#### [RECORDS FOR THE TASK]
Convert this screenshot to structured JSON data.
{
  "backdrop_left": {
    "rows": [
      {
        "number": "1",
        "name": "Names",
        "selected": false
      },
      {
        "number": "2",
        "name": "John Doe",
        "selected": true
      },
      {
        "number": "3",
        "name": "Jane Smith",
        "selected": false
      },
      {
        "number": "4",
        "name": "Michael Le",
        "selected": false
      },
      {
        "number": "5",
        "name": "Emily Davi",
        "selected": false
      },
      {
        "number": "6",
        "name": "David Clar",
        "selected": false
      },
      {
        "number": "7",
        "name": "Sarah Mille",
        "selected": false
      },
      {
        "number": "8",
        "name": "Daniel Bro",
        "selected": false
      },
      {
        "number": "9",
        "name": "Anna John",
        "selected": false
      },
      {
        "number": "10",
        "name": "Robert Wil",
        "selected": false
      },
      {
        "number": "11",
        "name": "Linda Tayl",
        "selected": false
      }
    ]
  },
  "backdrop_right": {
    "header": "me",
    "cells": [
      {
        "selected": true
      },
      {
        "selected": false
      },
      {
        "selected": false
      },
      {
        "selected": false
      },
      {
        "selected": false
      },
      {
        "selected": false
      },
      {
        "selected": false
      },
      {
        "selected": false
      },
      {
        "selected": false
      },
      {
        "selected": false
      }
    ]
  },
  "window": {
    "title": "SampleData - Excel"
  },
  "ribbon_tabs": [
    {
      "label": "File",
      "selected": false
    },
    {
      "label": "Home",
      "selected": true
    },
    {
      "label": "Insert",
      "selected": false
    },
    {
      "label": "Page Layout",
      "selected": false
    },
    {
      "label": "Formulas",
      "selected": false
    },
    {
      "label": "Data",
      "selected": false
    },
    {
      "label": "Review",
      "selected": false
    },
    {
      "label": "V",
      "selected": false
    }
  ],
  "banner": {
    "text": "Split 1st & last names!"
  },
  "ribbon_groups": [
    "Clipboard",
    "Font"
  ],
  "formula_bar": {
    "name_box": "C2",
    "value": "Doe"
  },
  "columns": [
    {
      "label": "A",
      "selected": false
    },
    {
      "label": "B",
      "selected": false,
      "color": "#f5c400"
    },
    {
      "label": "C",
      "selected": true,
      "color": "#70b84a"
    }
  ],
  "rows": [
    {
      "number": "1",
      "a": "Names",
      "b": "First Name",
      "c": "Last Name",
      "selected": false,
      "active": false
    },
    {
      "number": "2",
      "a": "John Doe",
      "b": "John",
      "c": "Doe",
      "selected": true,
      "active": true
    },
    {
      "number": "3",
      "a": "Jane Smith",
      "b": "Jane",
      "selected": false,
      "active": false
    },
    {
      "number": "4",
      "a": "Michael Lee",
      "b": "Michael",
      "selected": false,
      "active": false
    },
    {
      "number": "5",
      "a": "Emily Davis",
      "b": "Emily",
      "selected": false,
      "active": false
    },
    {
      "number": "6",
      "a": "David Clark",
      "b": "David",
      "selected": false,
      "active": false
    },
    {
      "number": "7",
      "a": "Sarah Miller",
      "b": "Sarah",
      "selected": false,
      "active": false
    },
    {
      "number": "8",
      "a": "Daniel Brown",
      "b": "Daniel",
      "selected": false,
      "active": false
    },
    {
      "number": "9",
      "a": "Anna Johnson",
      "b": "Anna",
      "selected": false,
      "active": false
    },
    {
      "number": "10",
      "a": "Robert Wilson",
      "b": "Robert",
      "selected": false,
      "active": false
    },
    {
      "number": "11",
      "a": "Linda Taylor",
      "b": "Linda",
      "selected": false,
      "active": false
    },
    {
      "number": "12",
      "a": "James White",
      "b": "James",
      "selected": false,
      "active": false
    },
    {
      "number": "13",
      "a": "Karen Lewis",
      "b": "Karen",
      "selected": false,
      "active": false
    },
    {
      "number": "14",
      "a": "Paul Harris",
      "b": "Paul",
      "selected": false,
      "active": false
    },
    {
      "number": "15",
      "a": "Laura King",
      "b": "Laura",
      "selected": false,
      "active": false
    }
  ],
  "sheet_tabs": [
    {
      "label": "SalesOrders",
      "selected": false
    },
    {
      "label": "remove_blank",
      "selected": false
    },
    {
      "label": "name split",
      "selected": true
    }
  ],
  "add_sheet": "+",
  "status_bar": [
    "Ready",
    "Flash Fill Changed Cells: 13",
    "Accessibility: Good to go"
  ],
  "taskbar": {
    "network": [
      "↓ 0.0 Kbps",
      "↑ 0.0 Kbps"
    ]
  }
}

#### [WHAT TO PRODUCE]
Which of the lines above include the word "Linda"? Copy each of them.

#### [RESULT OF THIS EXERCISE]
        "name": "Linda Tayl",
      "a": "Linda Taylor",
      "b": "Linda",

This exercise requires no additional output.